══ SUPPLIED ENTRIES

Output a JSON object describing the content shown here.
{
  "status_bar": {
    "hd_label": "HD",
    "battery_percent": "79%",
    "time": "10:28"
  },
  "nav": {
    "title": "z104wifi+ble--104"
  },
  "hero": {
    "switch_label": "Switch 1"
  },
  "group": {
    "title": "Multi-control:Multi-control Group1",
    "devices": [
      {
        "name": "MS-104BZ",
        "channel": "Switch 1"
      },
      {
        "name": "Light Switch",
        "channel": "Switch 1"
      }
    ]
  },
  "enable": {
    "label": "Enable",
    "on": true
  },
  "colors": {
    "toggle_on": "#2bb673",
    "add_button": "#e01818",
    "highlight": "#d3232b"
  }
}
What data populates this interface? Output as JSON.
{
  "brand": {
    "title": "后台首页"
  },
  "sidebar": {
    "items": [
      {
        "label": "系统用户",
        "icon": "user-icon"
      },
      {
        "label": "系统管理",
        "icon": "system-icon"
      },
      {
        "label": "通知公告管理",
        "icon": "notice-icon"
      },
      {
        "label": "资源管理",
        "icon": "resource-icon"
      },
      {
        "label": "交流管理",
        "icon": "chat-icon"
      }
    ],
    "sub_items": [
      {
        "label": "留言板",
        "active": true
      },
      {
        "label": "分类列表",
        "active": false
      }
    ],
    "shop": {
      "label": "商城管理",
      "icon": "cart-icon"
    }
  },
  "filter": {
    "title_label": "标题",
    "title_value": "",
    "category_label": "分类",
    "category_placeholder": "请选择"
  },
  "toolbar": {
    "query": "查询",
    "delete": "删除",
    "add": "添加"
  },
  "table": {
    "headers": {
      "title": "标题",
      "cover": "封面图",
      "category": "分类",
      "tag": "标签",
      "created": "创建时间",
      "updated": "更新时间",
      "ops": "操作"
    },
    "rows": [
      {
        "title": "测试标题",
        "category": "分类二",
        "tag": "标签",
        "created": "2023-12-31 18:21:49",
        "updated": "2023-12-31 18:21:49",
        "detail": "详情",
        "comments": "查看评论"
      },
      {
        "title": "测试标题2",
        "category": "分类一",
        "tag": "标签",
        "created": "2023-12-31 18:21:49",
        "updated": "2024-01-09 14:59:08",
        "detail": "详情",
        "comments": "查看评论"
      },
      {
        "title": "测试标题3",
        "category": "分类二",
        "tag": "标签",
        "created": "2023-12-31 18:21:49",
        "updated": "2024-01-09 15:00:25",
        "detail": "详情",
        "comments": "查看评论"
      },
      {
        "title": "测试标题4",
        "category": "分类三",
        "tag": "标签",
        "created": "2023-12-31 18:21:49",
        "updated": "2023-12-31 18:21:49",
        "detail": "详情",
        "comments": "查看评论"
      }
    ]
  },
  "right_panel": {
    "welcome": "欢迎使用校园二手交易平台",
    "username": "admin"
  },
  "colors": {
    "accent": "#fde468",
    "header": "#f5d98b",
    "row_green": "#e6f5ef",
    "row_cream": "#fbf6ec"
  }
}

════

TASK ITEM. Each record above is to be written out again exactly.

RESPONSE.
Output a JSON object describing the content shown here.
{
  "status_bar": {
    "hd_label": "HD",
    "battery_percent": "79%",
    "time": "10:28"
  },
  "nav": {
    "title": "z104wifi+ble--104"
  },
  "hero": {
    "switch_label": "Switch 1"
  },
  "group": {
    "title": "Multi-control:Multi-control Group1",
    "devices": [
      {
        "name": "MS-104BZ",
        "channel": "Switch 1"
      },
      {
        "name": "Light Switch",
        "channel": "Switch 1"
      }
    ]
  },
  "enable": {
    "label": "Enable",
    "on": true
  },
  "colors": {
    "toggle_on": "#2bb673",
    "add_button": "#e01818",
    "highlight": "#d3232b"
  }
}
What data populates this interface? Output as JSON.
{
  "brand": {
    "title": "后台首页"
  },
  "sidebar": {
    "items": [
      {
        "label": "系统用户",
        "icon": "user-icon"
      },
      {
        "label": "系统管理",
        "icon": "system-icon"
      },
      {
        "label": "通知公告管理",
        "icon": "notice-icon"
      },
      {
        "label": "资源管理",
        "icon": "resource-icon"
      },
      {
        "label": "交流管理",
        "icon": "chat-icon"
      }
    ],
    "sub_items": [
      {
        "label": "留言板",
        "active": true
      },
      {
        "label": "分类列表",
        "active": false
      }
    ],
    "shop": {
      "label": "商城管理",
      "icon": "cart-icon"
    }
  },
  "filter": {
    "title_label": "标题",
    "title_value": "",
    "category_label": "分类",
    "category_placeholder": "请选择"
  },
  "toolbar": {
    "query": "查询",
    "delete": "删除",
    "add": "添加"
  },
  "table": {
    "headers": {
      "title": "标题",
      "cover": "封面图",
      "category": "分类",
      "tag": "标签",
      "created": "创建时间",
      "updated": "更新时间",
      "ops": "操作"
    },
    "rows": [
      {
        "title": "测试标题",
        "category": "分类二",
        "tag": "标签",
        "created": "2023-12-31 18:21:49",
        "updated": "2023-12-31 18:21:49",
        "detail": "详情",
        "comments": "查看评论"
      },
      {
        "title": "测试标题2",
        "category": "分类一",
        "tag": "标签",
        "created": "2023-12-31 18:21:49",
        "updated": "2024-01-09 14:59:08",
        "detail": "详情",
        "comments": "查看评论"
      },
      {
        "title": "测试标题3",
        "category": "分类二",
        "tag": "标签",
        "created": "2023-12-31 18:21:49",
        "updated": "2024-01-09 15:00:25",
        "detail": "详情",
        "comments": "查看评论"
      },
      {
        "title": "测试标题4",
        "category": "分类三",
        "tag": "标签",
        "created": "2023-12-31 18:21:49",
        "updated": "2023-12-31 18:21:49",
        "detail": "详情",
        "comments": "查看评论"
      }
    ]
  },
  "right_panel": {
    "welcome": "欢迎使用校园二手交易平台",
    "username": "admin"
  },
  "colors": {
    "accent": "#fde468",
    "header": "#f5d98b",
    "row_green": "#e6f5ef",
    "row_cream": "#fbf6ec"
  }
}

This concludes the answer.